Four days later, walking around the block in the pre-dawn hours with my dog Towhee, I was suddenly unable to breathe. I was blacking out. My hands and feet were icy. I was dizzy. I sat down on the sidewalk, in the dark, unable to stand or continue on. Towhee pressed against my side and stood stock still. I sat there until a man passed by and asked me if I needed help. He was persistent and kept asking me over and over until I was able to whisper, “yes” and he helped me up. Alone, I forced myself to cover the remaining 300 meters home on foot, willing myself to get there. I struggled up the front steps and realized I was in big trouble.
I texted my neighbor for help and she drove me less than a mile to the hospital. I staggered into the Emergency Room. I wasn’t even able to tell the people behind the desk my name. They shoved me into a wheelchair and took me into the back. It was terrifying.

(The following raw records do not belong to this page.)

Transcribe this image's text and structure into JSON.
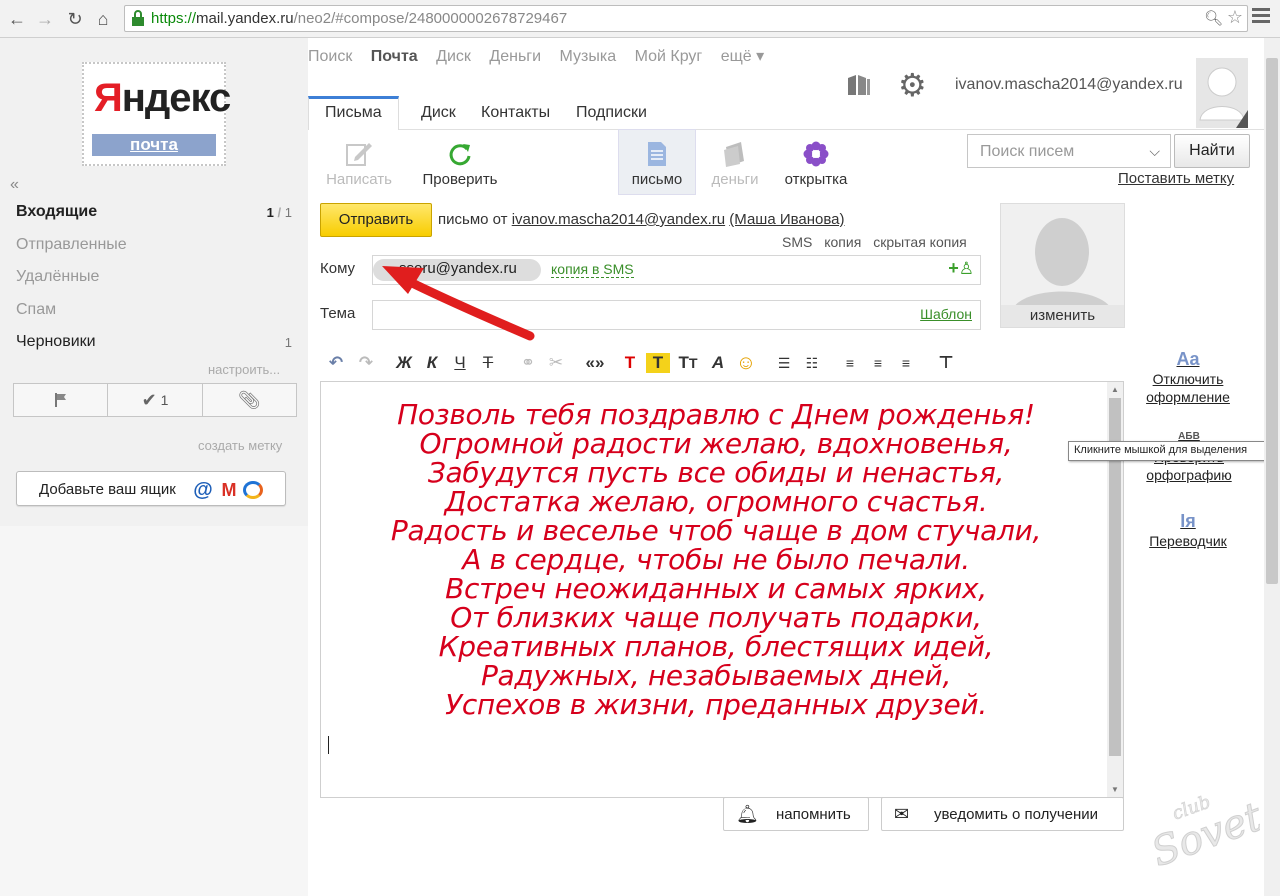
{
  "browser": {
    "url_protocol": "https://",
    "url_host": "mail.yandex.ru",
    "url_path": "/neo2/#compose/2480000002678729467"
  },
  "logo": {
    "word_y": "Я",
    "word_rest": "ндекс",
    "subtitle": "почта"
  },
  "services": [
    "Поиск",
    "Почта",
    "Диск",
    "Деньги",
    "Музыка",
    "Мой Круг",
    "ещё ▾"
  ],
  "user": {
    "email": "ivanov.mascha2014@yandex.ru"
  },
  "tabs": [
    "Письма",
    "Диск",
    "Контакты",
    "Подписки"
  ],
  "toolbar": {
    "write": "Написать",
    "check": "Проверить",
    "letter": "письмо",
    "money": "деньги",
    "postcard": "открытка"
  },
  "search": {
    "placeholder": "Поиск писем",
    "button": "Найти",
    "put_label": "Поставить метку"
  },
  "folders": [
    {
      "name": "Входящие",
      "count": "1",
      "total": "1"
    },
    {
      "name": "Отправленные"
    },
    {
      "name": "Удалённые"
    },
    {
      "name": "Спам"
    },
    {
      "name": "Черновики",
      "count": "1"
    }
  ],
  "sidebar": {
    "setup": "настроить...",
    "filter_done_count": "1",
    "create_label": "создать метку",
    "add_box": "Добавьте ваш ящик"
  },
  "compose": {
    "send": "Отправить",
    "from_prefix": "письмо от",
    "from_email": "ivanov.mascha2014@yandex.ru",
    "from_name": "(Маша Иванова)",
    "sms": "SMS",
    "copy": "копия",
    "hidden_copy": "скрытая копия",
    "to_label": "Кому",
    "to_value": "ssoru@yandex.ru",
    "to_sms_copy": "копия в SMS",
    "subject_label": "Тема",
    "template": "Шаблон",
    "photo_change": "изменить",
    "remind": "напомнить",
    "notify": "уведомить о получении"
  },
  "poem": [
    "Позволь тебя поздравлю с Днем рожденья!",
    "Огромной радости желаю, вдохновенья,",
    "Забудутся пусть все обиды и ненастья,",
    "Достатка желаю, огромного счастья.",
    "Радость и веселье чтоб чаще в дом стучали,",
    "А в сердце, чтобы не было печали.",
    "Встреч неожиданных и самых ярких,",
    "От близких чаще получать подарки,",
    "Креативных планов, блестящих идей,",
    "Радужных, незабываемых дней,",
    "Успехов в жизни, преданных друзей."
  ],
  "side_options": {
    "disable_format_1": "Отключить",
    "disable_format_2": "оформление",
    "spell_icon": "АБВ",
    "spell_1": "Проверить",
    "spell_2": "орфографию",
    "translator": "Переводчик",
    "tooltip": "Кликните мышкой для выделения"
  },
  "watermark": "club Sovet",
  "colors": {
    "accent": "#3d7fd6",
    "send": "#f8cd00",
    "poem": "#d6001c",
    "green": "#3a8f2a"
  }
}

It turns out I survived an acute bilateral pulmonary embolism. The doctors couldn’t decide whether to stage me as sub-massive or massive, my lung involvement was so large. Since I survived intact, I guess they went with sub-massive. I don’t really know. Both of my lungs were loaded with clots, many of them large. My right lung was not working and my left lung was severely compromised. I was told in no uncertain terms by cardiologists, pulmonary specialists, internists, radiologists and ER nurses and doctors that the size, strength and power of my lungs and heart are what saved me since my heart was under severe strain and pressure. The lung involvement that I had with a less able set of lungs and a less able heart would have lead to a different outcome.
My attending physician told me she believed that my push to get up off the sidewalk and my extreme will to drive for home exerted enough pressure on my lungs such that some clots might have moved around a bit, buying me more breathing capacity so I could get home and then to the ER. Short of that happening, she had no explanation why I was still around.
After 5 days in the hospital and a staggering amount of tests, lab work and exams, it appears the cause is idiopathic. I had none of the usual risk factors and no symptoms other than the breathless run four days before. I didn’t feel great the weekend between the breathless run and having to go to the ER, but I chalked it up to the possible anemia.
Being a runner saved my life. The redundancy in my left lung, my strong and powerful heart and my honed tenacity and iron will are what got me home that morning.
I have been a runner since I was 14 and the only girl on the boys’ cross country team in Harvard, MA. Whether I was toeing the line at the Olympics, at the World Cross Country Championships or running 100 miles a week in training, I did it because running reminded me exactly who I am and what I am made of. These years later it remains purely so.
I’ve got a long trail ahead of me in order to recover and get better. Tucked into my thoughts is the memory of being a consistent stop on the morning rounds of the doctors, cardiologists and internists when I was in the hospital. Every one of them wanted to come and talk to the Olympian whose resting and sleeping heart rate hovered between 29 – 38. Some mornings my bed was surrounded by residents, 3rd year medical students and the presiding doctor – all of whom were eager to learn from an aerobic specimen.
I, in turn, wanted them to see what running did for me aside from records, medals and national titles – it saved my life.